_To do_
Below are some entries. Reproduce them word for word.

_Exercise input_
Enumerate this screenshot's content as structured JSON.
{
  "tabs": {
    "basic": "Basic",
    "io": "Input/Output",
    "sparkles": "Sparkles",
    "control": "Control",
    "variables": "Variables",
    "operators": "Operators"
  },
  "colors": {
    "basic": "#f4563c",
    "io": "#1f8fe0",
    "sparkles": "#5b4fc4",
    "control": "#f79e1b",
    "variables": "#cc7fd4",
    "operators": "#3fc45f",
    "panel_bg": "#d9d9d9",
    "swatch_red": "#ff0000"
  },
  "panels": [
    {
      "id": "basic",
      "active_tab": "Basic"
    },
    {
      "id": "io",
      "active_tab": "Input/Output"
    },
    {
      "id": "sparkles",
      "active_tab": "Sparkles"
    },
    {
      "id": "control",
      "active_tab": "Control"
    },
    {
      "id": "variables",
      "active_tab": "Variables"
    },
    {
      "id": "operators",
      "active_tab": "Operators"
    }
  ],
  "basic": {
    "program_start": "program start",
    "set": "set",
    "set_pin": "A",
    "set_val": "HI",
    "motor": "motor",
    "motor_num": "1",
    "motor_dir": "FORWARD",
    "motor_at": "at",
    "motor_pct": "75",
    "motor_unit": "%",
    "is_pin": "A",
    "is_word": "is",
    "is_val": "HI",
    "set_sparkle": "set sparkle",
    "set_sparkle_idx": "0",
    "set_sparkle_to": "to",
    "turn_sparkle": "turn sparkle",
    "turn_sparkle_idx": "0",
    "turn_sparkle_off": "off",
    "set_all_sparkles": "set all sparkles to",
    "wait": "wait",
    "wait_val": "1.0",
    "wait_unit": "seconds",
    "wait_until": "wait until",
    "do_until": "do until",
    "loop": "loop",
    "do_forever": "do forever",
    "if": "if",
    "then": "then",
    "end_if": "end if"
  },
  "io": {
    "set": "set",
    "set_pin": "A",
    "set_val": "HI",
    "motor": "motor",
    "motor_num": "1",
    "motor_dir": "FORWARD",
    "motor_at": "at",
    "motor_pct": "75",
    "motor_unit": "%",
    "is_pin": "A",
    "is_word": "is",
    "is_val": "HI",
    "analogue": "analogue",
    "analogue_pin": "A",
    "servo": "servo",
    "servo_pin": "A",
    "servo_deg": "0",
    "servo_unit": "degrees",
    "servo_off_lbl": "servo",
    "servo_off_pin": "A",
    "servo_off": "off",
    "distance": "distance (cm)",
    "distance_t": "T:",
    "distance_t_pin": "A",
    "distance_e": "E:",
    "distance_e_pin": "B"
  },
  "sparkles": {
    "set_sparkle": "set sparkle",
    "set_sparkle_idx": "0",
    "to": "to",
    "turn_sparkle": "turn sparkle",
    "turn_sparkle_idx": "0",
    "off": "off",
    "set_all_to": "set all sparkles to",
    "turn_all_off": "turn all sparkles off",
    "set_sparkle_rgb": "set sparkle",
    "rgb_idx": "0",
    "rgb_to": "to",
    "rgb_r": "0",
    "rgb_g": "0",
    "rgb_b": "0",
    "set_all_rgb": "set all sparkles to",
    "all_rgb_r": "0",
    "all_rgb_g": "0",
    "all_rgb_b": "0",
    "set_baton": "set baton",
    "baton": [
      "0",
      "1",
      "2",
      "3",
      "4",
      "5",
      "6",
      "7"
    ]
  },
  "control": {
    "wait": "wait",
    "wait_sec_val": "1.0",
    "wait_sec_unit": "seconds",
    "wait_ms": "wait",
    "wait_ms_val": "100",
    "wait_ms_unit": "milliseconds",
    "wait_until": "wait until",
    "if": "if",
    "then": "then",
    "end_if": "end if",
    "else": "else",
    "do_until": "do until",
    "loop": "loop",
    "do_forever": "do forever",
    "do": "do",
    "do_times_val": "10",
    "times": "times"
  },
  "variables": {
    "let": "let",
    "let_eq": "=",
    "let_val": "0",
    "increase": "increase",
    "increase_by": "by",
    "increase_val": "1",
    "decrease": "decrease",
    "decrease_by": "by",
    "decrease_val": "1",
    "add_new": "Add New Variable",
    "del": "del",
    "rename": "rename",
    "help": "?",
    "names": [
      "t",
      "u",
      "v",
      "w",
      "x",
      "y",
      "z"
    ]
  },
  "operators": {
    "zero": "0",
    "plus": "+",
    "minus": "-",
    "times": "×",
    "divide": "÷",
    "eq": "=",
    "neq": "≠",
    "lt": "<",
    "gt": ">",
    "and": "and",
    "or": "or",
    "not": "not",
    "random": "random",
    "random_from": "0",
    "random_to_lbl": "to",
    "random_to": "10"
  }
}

_Worked solution_
Enumerate this screenshot's content as structured JSON.
{
  "tabs": {
    "basic": "Basic",
    "io": "Input/Output",
    "sparkles": "Sparkles",
    "control": "Control",
    "variables": "Variables",
    "operators": "Operators"
  },
  "colors": {
    "basic": "#f4563c",
    "io": "#1f8fe0",
    "sparkles": "#5b4fc4",
    "control": "#f79e1b",
    "variables": "#cc7fd4",
    "operators": "#3fc45f",
    "panel_bg": "#d9d9d9",
    "swatch_red": "#ff0000"
  },
  "panels": [
    {
      "id": "basic",
      "active_tab": "Basic"
    },
    {
      "id": "io",
      "active_tab": "Input/Output"
    },
    {
      "id": "sparkles",
      "active_tab": "Sparkles"
    },
    {
      "id": "control",
      "active_tab": "Control"
    },
    {
      "id": "variables",
      "active_tab": "Variables"
    },
    {
      "id": "operators",
      "active_tab": "Operators"
    }
  ],
  "basic": {
    "program_start": "program start",
    "set": "set",
    "set_pin": "A",
    "set_val": "HI",
    "motor": "motor",
    "motor_num": "1",
    "motor_dir": "FORWARD",
    "motor_at": "at",
    "motor_pct": "75",
    "motor_unit": "%",
    "is_pin": "A",
    "is_word": "is",
    "is_val": "HI",
    "set_sparkle": "set sparkle",
    "set_sparkle_idx": "0",
    "set_sparkle_to": "to",
    "turn_sparkle": "turn sparkle",
    "turn_sparkle_idx": "0",
    "turn_sparkle_off": "off",
    "set_all_sparkles": "set all sparkles to",
    "wait": "wait",
    "wait_val": "1.0",
    "wait_unit": "seconds",
    "wait_until": "wait until",
    "do_until": "do until",
    "loop": "loop",
    "do_forever": "do forever",
    "if": "if",
    "then": "then",
    "end_if": "end if"
  },
  "io": {
    "set": "set",
    "set_pin": "A",
    "set_val": "HI",
    "motor": "motor",
    "motor_num": "1",
    "motor_dir": "FORWARD",
    "motor_at": "at",
    "motor_pct": "75",
    "motor_unit": "%",
    "is_pin": "A",
    "is_word": "is",
    "is_val": "HI",
    "analogue": "analogue",
    "analogue_pin": "A",
    "servo": "servo",
    "servo_pin": "A",
    "servo_deg": "0",
    "servo_unit": "degrees",
    "servo_off_lbl": "servo",
    "servo_off_pin": "A",
    "servo_off": "off",
    "distance": "distance (cm)",
    "distance_t": "T:",
    "distance_t_pin": "A",
    "distance_e": "E:",
    "distance_e_pin": "B"
  },
  "sparkles": {
    "set_sparkle": "set sparkle",
    "set_sparkle_idx": "0",
    "to": "to",
    "turn_sparkle": "turn sparkle",
    "turn_sparkle_idx": "0",
    "off": "off",
    "set_all_to": "set all sparkles to",
    "turn_all_off": "turn all sparkles off",
    "set_sparkle_rgb": "set sparkle",
    "rgb_idx": "0",
    "rgb_to": "to",
    "rgb_r": "0",
    "rgb_g": "0",
    "rgb_b": "0",
    "set_all_rgb": "set all sparkles to",
    "all_rgb_r": "0",
    "all_rgb_g": "0",
    "all_rgb_b": "0",
    "set_baton": "set baton",
    "baton": [
      "0",
      "1",
      "2",
      "3",
      "4",
      "5",
      "6",
      "7"
    ]
  },
  "control": {
    "wait": "wait",
    "wait_sec_val": "1.0",
    "wait_sec_unit": "seconds",
    "wait_ms": "wait",
    "wait_ms_val": "100",
    "wait_ms_unit": "milliseconds",
    "wait_until": "wait until",
    "if": "if",
    "then": "then",
    "end_if": "end if",
    "else": "else",
    "do_until": "do until",
    "loop": "loop",
    "do_forever": "do forever",
    "do": "do",
    "do_times_val": "10",
    "times": "times"
  },
  "variables": {
    "let": "let",
    "let_eq": "=",
    "let_val": "0",
    "increase": "increase",
    "increase_by": "by",
    "increase_val": "1",
    "decrease": "decrease",
    "decrease_by": "by",
    "decrease_val": "1",
    "add_new": "Add New Variable",
    "del": "del",
    "rename": "rename",
    "help": "?",
    "names": [
      "t",
      "u",
      "v",
      "w",
      "x",
      "y",
      "z"
    ]
  },
  "operators": {
    "zero": "0",
    "plus": "+",
    "minus": "-",
    "times": "×",
    "divide": "÷",
    "eq": "=",
    "neq": "≠",
    "lt": "<",
    "gt": ">",
    "and": "and",
    "or": "or",
    "not": "not",
    "random": "random",
    "random_from": "0",
    "random_to_lbl": "to",
    "random_to": "10"
  }
}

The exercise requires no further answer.